In fact it’s important we do try to find a different perspective, especially in such a well photographed destination. It’s likely millions of images were captured in this rural village, but we can all tell a story differently, in a manner personal to whoever is behind the lens. How we perceive the story as it unfolds when exploring a new destination is essentially personal. However, we need to portray the story in the images in a way which those viewing will also relate to, and find appealing.
I captured plenty of images around the village, including inside, and outside of the chapel, which appears oversized for a village with a population less than 270. Even in here there was ample opportunity for expression, using various vantage points to provide an almost voyeuristic view of the many visitors, or finding details exposed by encroaching light. Some pictures seem almost secretive, which may, or may not be shared in a later post.
There was an opportunity to take some pictures of the valuable artefacts, inside the treasury, and I even managed to catch a monk on walkabout, striding purposefully across a forecourt.
However, I’m always on the look out for the smallest subjects of interest, which complete the story in a more personal way. This image of a fallen leaf, with the colourful autumnal background seems to add a different dimension, it’s a little, insignificant detail some would ignore.
Photography is a creative art, enabling the photographer to express themselves in this personal manner. Experimenting with depth of field, and even removing all colour gives the same scene a completely different perspective. This individual perception, will also appeal differently to the viewer, some will prefer one capture above another, which is why I’ve included several different examples of ways to take this particular image, illustrating this.
It may seem strange devoting an entire post to one image, but it does seem to emphasise the point, and they are quite attractive images.
My personal favourite is the shallow depth of field, focussing on the leaf. The colourful bokeh in the background, seems to highlight the leaf, providing some texture. Removing unwanted distractions, brings the detail of the crumpled leaf into sharp focus.
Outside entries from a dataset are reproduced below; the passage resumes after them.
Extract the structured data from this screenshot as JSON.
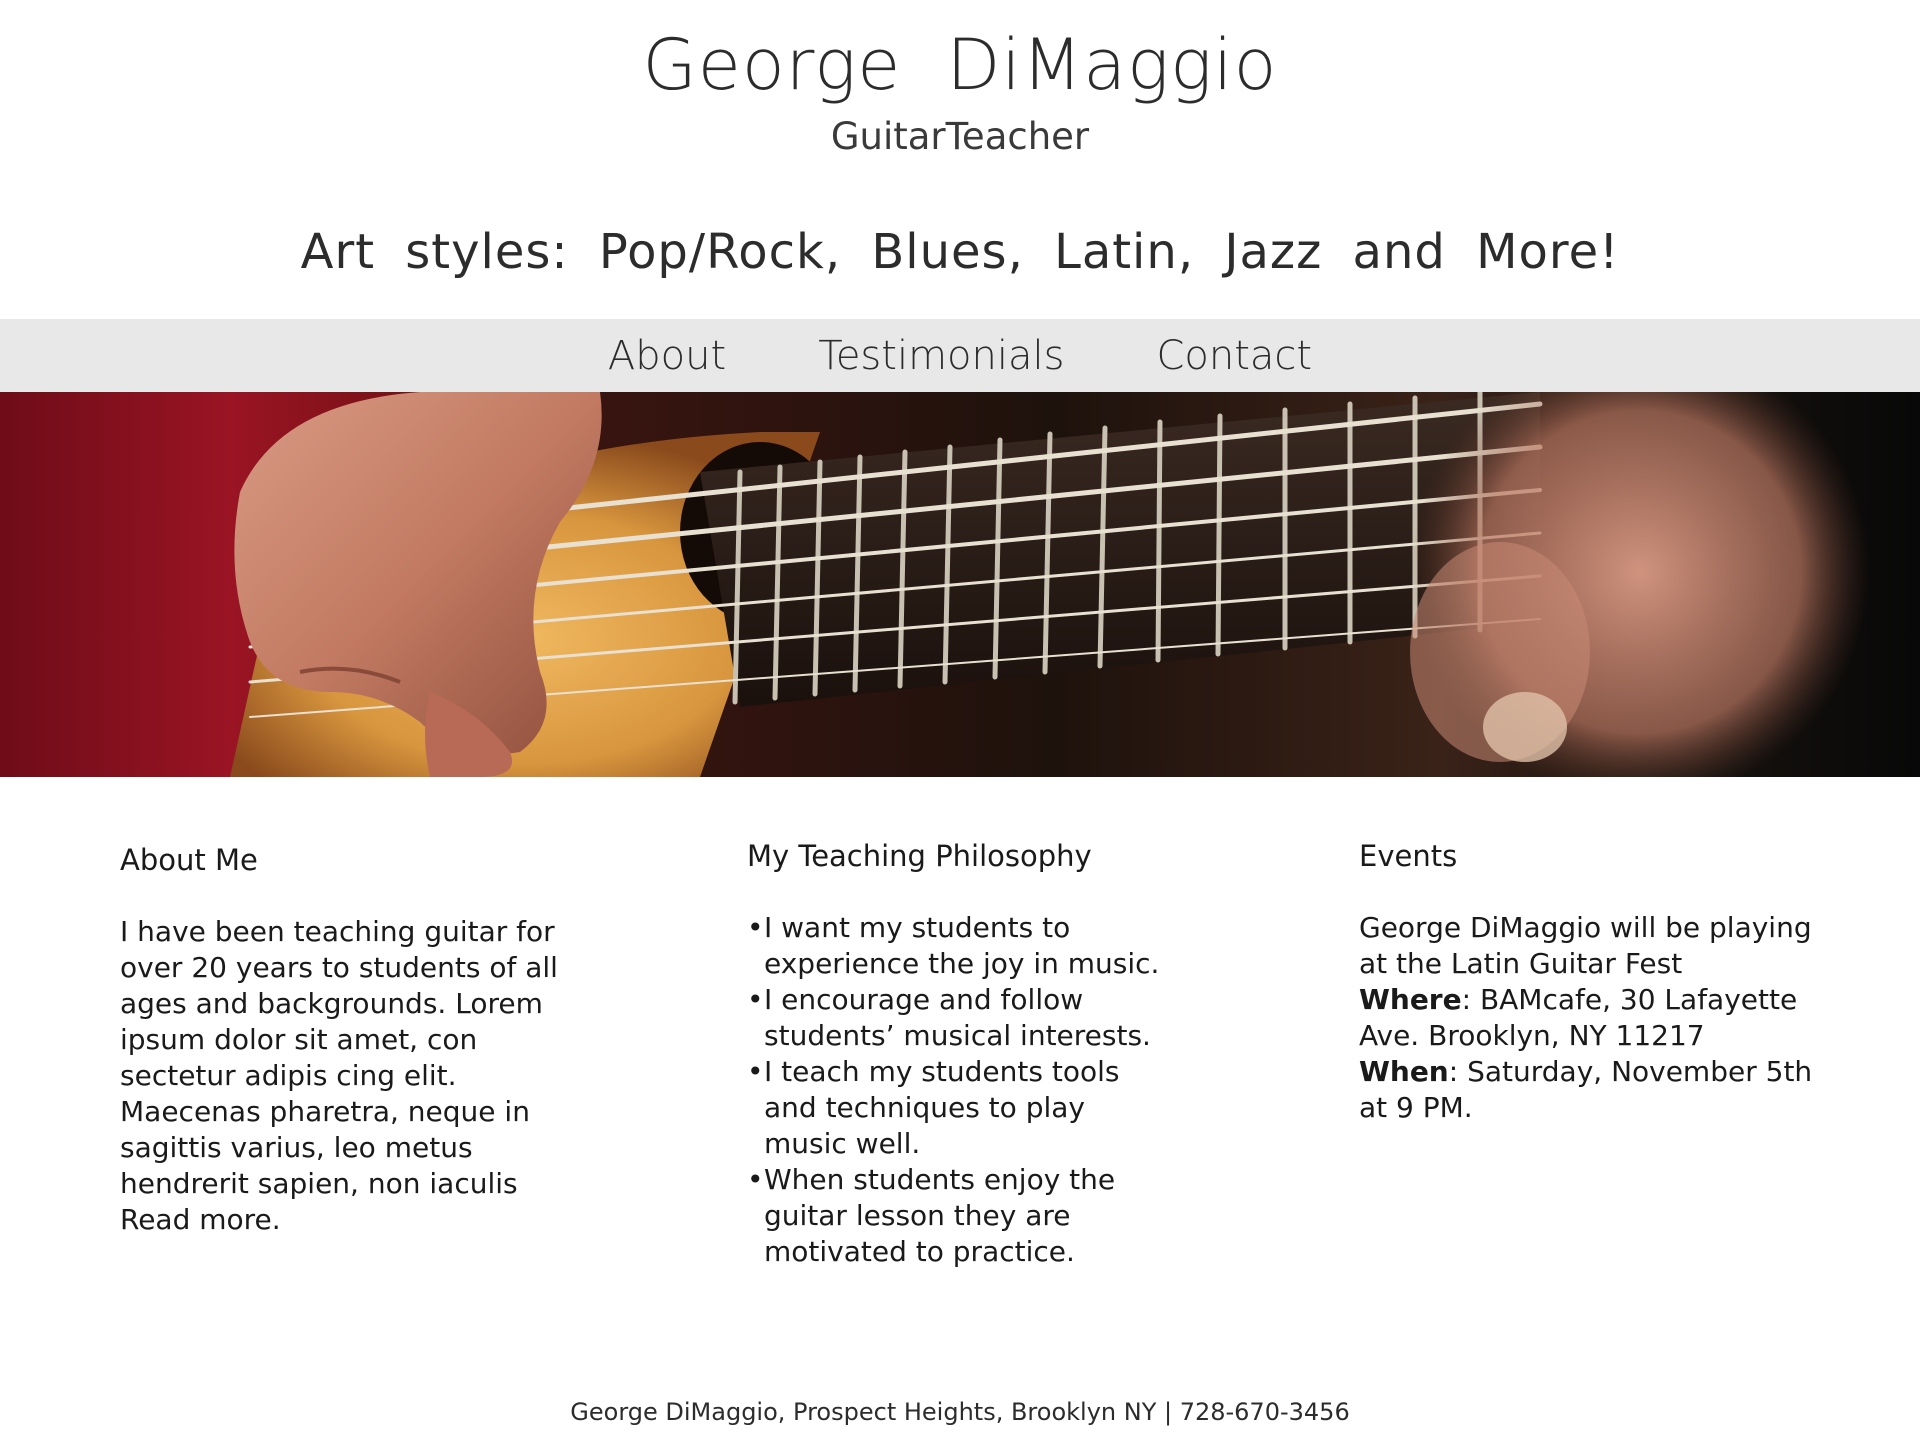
{
  "header": {
    "title": "George  DiMaggio",
    "subtitle": "GuitarTeacher",
    "tagline": "Art  styles:  Pop/Rock,  Blues,  Latin,  Jazz  and  More!"
  },
  "nav": {
    "items": [
      {
        "label": "About"
      },
      {
        "label": "Testimonials"
      },
      {
        "label": "Contact"
      }
    ]
  },
  "hero": {
    "image": "guitar-playing-photo",
    "colors": {
      "background": "#8a1020",
      "guitar_body": "#d99a48",
      "fretboard": "#2a1810",
      "skin": "#c9806a"
    }
  },
  "about": {
    "heading": "About Me",
    "body": "I have been teaching guitar for over 20 years to students of all ages and backgrounds. Lorem ipsum dolor sit amet, con sectetur adipis cing elit. Maecenas pharetra, neque in sagittis varius, leo metus hendrerit sapien, non iaculis Read more."
  },
  "philosophy": {
    "heading": "My Teaching Philosophy",
    "bullet_symbol": "•",
    "bullets": [
      "I want my students to experience the joy in music.",
      "I encourage and follow students’ musical interests.",
      "I teach my students tools and techniques to play music well.",
      "When students enjoy the guitar lesson they are motivated to practice."
    ]
  },
  "events": {
    "heading": "Events",
    "intro": "George DiMaggio will be playing at the Latin Guitar Fest",
    "where_label": "Where",
    "where_value": ": BAMcafe, 30 Lafayette Ave. Brooklyn, NY 11217",
    "when_label": "When",
    "when_value": ": Saturday, November 5th at 9 PM."
  },
  "footer": {
    "text": "George DiMaggio, Prospect Heights, Brooklyn NY | 728-670-3456"
  }
}
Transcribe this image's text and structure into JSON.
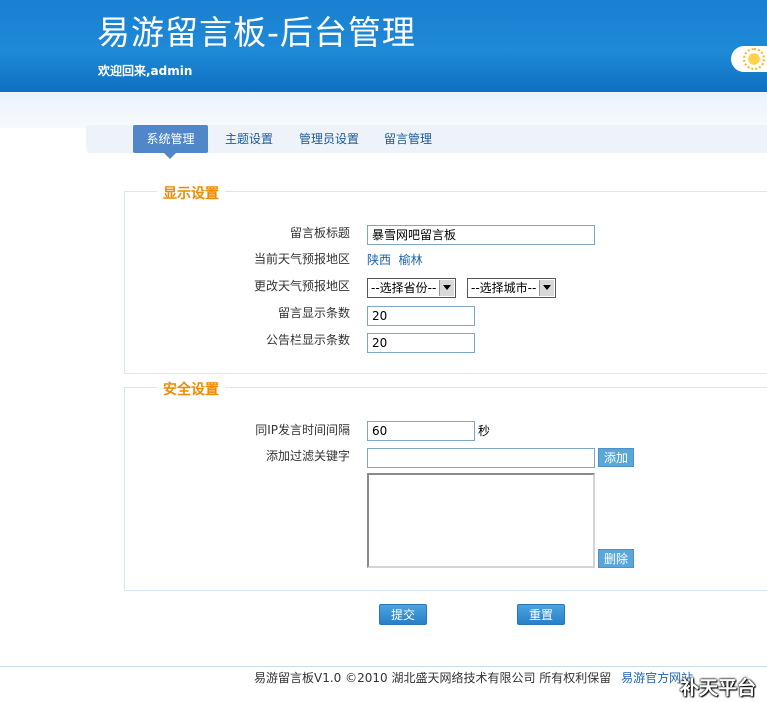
{
  "header": {
    "title": "易游留言板-后台管理",
    "welcome": "欢迎回来,admin"
  },
  "nav": {
    "tabs": [
      {
        "label": "系统管理",
        "active": true
      },
      {
        "label": "主题设置",
        "active": false
      },
      {
        "label": "管理员设置",
        "active": false
      },
      {
        "label": "留言管理",
        "active": false
      }
    ]
  },
  "display_settings": {
    "title": "显示设置",
    "board_title_label": "留言板标题",
    "board_title_value": "暴雪网吧留言板",
    "current_region_label": "当前天气预报地区",
    "current_region_province": "陕西",
    "current_region_city": "榆林",
    "change_region_label": "更改天气预报地区",
    "province_select": "--选择省份--",
    "city_select": "--选择城市--",
    "message_count_label": "留言显示条数",
    "message_count_value": "20",
    "notice_count_label": "公告栏显示条数",
    "notice_count_value": "20"
  },
  "security_settings": {
    "title": "安全设置",
    "ip_interval_label": "同IP发言时间间隔",
    "ip_interval_value": "60",
    "ip_interval_unit": "秒",
    "filter_label": "添加过滤关键字",
    "filter_value": "",
    "add_button": "添加",
    "delete_button": "删除"
  },
  "actions": {
    "submit": "提交",
    "reset": "重置"
  },
  "footer": {
    "copyright": "易游留言板V1.0 ©2010 湖北盛天网络技术有限公司  所有权利保留",
    "link": "易游官方网站"
  },
  "watermark": "补天平台",
  "colors": {
    "header_blue": "#1e8ad8",
    "section_title_orange": "#f08a00",
    "nav_active": "#4f87c8"
  }
}
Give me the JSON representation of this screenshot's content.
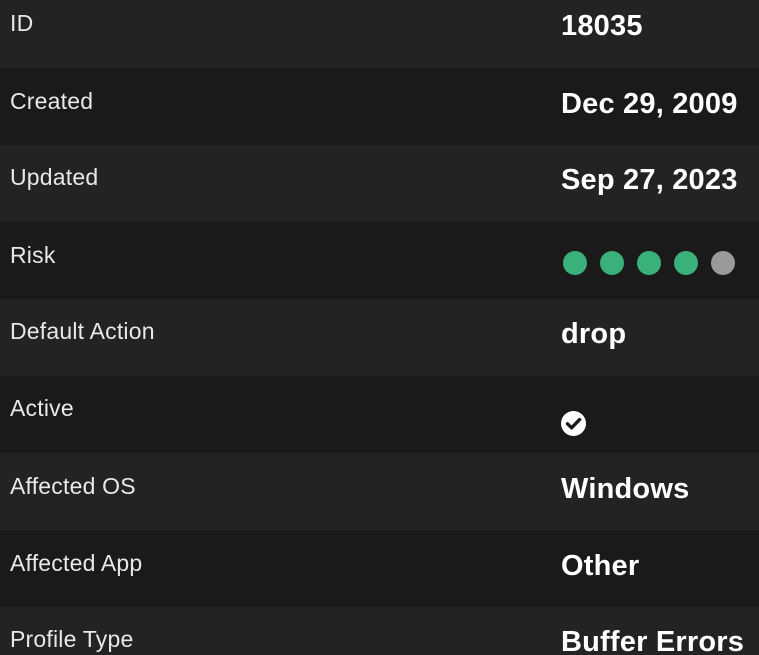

The only capture which doesn’t really work however, is the black, and white, it just doesn’t seem to translate well to being unsaturated.
That’s how I see it, what about you, and which image do you prefer? Feel free to add your observations in the comments.